GIVEN DATA START

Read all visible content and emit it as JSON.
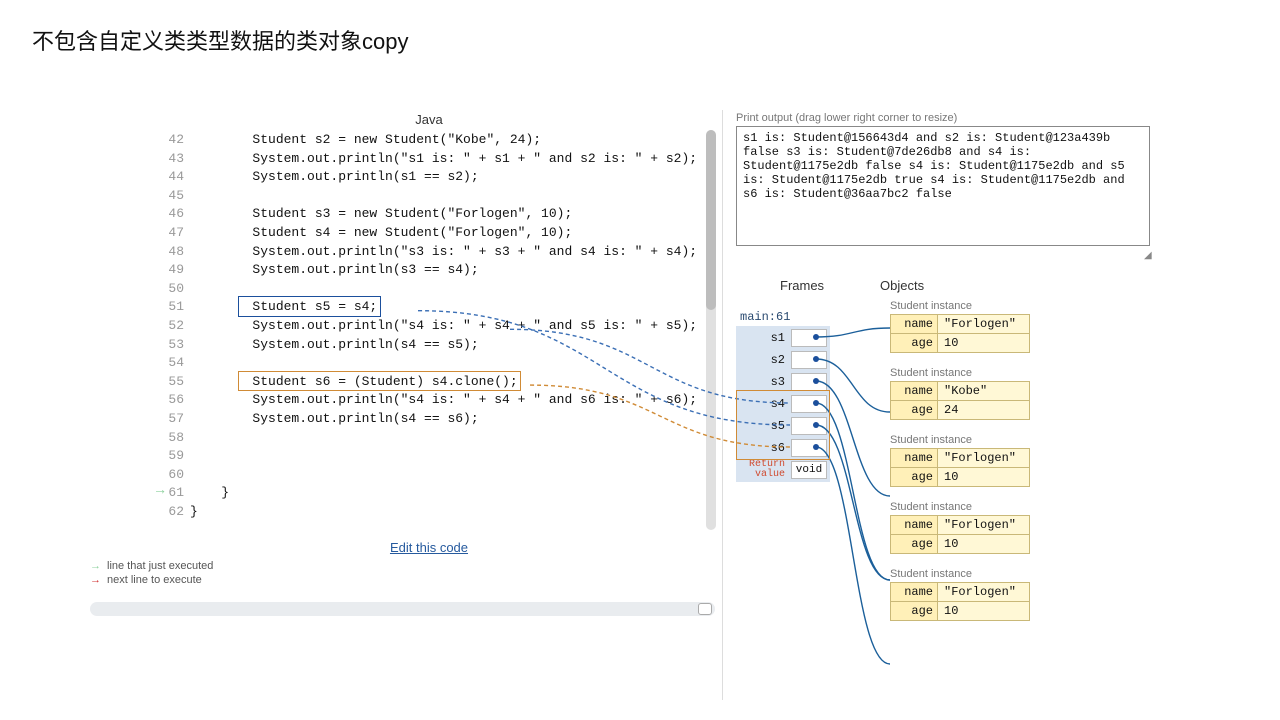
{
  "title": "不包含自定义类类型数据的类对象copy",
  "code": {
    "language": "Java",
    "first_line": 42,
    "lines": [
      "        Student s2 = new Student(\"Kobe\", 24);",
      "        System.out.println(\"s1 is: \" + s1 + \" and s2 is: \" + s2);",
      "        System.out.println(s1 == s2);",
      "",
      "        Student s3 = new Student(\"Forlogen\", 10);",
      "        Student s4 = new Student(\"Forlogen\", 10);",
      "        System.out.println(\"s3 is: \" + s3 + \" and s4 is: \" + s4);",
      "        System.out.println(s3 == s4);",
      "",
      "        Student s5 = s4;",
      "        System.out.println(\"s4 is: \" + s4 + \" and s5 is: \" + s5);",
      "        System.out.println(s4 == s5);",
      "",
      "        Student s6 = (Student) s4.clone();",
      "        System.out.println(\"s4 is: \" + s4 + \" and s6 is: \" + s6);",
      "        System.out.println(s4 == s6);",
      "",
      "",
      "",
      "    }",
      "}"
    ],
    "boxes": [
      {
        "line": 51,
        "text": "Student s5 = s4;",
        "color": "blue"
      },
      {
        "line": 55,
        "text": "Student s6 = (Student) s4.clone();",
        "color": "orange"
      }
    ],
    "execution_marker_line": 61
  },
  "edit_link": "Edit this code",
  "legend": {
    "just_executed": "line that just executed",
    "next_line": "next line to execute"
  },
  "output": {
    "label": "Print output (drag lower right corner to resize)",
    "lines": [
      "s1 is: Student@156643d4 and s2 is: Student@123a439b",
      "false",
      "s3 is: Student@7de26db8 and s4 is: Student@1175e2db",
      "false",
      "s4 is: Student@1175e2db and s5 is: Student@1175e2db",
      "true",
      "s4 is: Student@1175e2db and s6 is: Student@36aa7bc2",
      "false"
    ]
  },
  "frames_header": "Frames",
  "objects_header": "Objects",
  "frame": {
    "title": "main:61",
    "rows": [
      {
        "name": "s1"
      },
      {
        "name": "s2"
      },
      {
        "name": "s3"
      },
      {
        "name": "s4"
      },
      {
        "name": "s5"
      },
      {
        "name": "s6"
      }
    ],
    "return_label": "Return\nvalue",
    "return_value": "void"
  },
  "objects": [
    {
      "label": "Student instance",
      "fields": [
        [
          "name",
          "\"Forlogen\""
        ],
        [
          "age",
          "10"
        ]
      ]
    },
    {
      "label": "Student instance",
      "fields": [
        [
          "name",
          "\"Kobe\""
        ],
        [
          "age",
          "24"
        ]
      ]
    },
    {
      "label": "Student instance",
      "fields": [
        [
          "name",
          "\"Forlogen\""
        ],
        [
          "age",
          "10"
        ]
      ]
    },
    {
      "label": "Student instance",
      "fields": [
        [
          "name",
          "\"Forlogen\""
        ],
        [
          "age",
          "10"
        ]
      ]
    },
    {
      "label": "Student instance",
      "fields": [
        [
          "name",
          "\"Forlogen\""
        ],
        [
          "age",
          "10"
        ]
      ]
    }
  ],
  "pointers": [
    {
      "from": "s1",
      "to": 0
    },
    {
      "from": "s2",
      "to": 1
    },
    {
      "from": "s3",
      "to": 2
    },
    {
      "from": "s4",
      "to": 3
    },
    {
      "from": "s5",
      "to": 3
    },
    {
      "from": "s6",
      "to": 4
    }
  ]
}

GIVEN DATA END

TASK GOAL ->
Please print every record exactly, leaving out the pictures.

RESPONSE ->
Read all visible content and emit it as JSON.
{
  "title": "不包含自定义类类型数据的类对象copy",
  "code": {
    "language": "Java",
    "first_line": 42,
    "lines": [
      "        Student s2 = new Student(\"Kobe\", 24);",
      "        System.out.println(\"s1 is: \" + s1 + \" and s2 is: \" + s2);",
      "        System.out.println(s1 == s2);",
      "",
      "        Student s3 = new Student(\"Forlogen\", 10);",
      "        Student s4 = new Student(\"Forlogen\", 10);",
      "        System.out.println(\"s3 is: \" + s3 + \" and s4 is: \" + s4);",
      "        System.out.println(s3 == s4);",
      "",
      "        Student s5 = s4;",
      "        System.out.println(\"s4 is: \" + s4 + \" and s5 is: \" + s5);",
      "        System.out.println(s4 == s5);",
      "",
      "        Student s6 = (Student) s4.clone();",
      "        System.out.println(\"s4 is: \" + s4 + \" and s6 is: \" + s6);",
      "        System.out.println(s4 == s6);",
      "",
      "",
      "",
      "    }",
      "}"
    ],
    "boxes": [
      {
        "line": 51,
        "text": "Student s5 = s4;",
        "color": "blue"
      },
      {
        "line": 55,
        "text": "Student s6 = (Student) s4.clone();",
        "color": "orange"
      }
    ],
    "execution_marker_line": 61
  },
  "edit_link": "Edit this code",
  "legend": {
    "just_executed": "line that just executed",
    "next_line": "next line to execute"
  },
  "output": {
    "label": "Print output (drag lower right corner to resize)",
    "lines": [
      "s1 is: Student@156643d4 and s2 is: Student@123a439b",
      "false",
      "s3 is: Student@7de26db8 and s4 is: Student@1175e2db",
      "false",
      "s4 is: Student@1175e2db and s5 is: Student@1175e2db",
      "true",
      "s4 is: Student@1175e2db and s6 is: Student@36aa7bc2",
      "false"
    ]
  },
  "frames_header": "Frames",
  "objects_header": "Objects",
  "frame": {
    "title": "main:61",
    "rows": [
      {
        "name": "s1"
      },
      {
        "name": "s2"
      },
      {
        "name": "s3"
      },
      {
        "name": "s4"
      },
      {
        "name": "s5"
      },
      {
        "name": "s6"
      }
    ],
    "return_label": "Return\nvalue",
    "return_value": "void"
  },
  "objects": [
    {
      "label": "Student instance",
      "fields": [
        [
          "name",
          "\"Forlogen\""
        ],
        [
          "age",
          "10"
        ]
      ]
    },
    {
      "label": "Student instance",
      "fields": [
        [
          "name",
          "\"Kobe\""
        ],
        [
          "age",
          "24"
        ]
      ]
    },
    {
      "label": "Student instance",
      "fields": [
        [
          "name",
          "\"Forlogen\""
        ],
        [
          "age",
          "10"
        ]
      ]
    },
    {
      "label": "Student instance",
      "fields": [
        [
          "name",
          "\"Forlogen\""
        ],
        [
          "age",
          "10"
        ]
      ]
    },
    {
      "label": "Student instance",
      "fields": [
        [
          "name",
          "\"Forlogen\""
        ],
        [
          "age",
          "10"
        ]
      ]
    }
  ],
  "pointers": [
    {
      "from": "s1",
      "to": 0
    },
    {
      "from": "s2",
      "to": 1
    },
    {
      "from": "s3",
      "to": 2
    },
    {
      "from": "s4",
      "to": 3
    },
    {
      "from": "s5",
      "to": 3
    },
    {
      "from": "s6",
      "to": 4
    }
  ]
}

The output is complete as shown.